Background and Objectives: The aim of this systematic review was to determine whether prehabilitation before total hip arthroplasty, in the form of exercise therapy, education alone, or both together, improves postoperative outcomes, such as physical functioning, compared with no intervention. Materials and Methods: A systematic literature search was performed in the online databases PubMed, PEDro and Cochrane Library using the following search keywords: "prehabilitation", "preoperative care", and "total hip replacement". Results: A total of 400 potentially relevant studies were identified. After title, abstract and full-text screening, 14 studies fulfilled all inclusion criteria and were included in this systematic review. Patients who completed exercise-based prehabilitation before their operation showed significant postoperative improvements compared with no intervention in the following tests: six-minute walk test, Timed Up and Go test, chair-rise test, and stair climbing.

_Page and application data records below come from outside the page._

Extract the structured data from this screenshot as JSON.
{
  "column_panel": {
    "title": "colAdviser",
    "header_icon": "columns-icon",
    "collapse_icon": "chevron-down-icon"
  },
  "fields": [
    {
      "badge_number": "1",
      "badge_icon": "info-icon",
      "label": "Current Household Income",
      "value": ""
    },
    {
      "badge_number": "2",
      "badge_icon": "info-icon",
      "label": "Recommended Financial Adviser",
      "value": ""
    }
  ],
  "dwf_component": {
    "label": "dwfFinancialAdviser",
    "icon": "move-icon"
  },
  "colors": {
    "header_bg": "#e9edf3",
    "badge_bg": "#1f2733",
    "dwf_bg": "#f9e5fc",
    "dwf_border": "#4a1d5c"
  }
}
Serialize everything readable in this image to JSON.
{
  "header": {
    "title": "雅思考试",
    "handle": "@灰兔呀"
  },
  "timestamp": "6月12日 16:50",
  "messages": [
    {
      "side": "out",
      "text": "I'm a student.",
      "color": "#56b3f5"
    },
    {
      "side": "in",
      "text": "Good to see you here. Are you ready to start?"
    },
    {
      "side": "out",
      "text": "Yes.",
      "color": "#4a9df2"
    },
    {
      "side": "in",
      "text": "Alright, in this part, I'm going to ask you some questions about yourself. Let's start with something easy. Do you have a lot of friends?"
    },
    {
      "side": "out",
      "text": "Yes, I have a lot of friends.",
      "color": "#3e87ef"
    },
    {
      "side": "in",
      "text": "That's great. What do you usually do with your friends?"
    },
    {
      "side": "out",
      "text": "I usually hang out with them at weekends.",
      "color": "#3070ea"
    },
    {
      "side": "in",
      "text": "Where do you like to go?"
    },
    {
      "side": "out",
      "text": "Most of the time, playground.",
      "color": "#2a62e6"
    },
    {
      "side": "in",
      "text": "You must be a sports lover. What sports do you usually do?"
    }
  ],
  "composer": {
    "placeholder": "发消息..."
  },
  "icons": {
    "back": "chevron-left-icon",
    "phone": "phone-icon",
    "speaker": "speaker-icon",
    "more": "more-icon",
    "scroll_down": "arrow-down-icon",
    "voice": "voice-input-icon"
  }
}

For various other assessments, such as the widely used Western Ontario and McMaster Universities Osteoarthritis Index (WOMAC), Hip disability and Osteoarthritis Outcome Score (HOOS), 36-item Short Form Survey (SF-36) and Barthel Index, no significant differences in outcomes regarding exercise therapy were reported in the included studies. Education alone had no effect on postoperative outcomes. Conclusions: Prehabilitation in the form of a prehabilitation exercise therapy is an effective prehabilitation measure with regard to postoperative physical functioning, while prehabilitation in the form of education has no significant effects. No negative effects of prehabilitation on the outcomes examined were reported.
Keywords: hip arthroplasty; postoperative physical functioning; prehabilitation; preoperative education; preoperative exercise.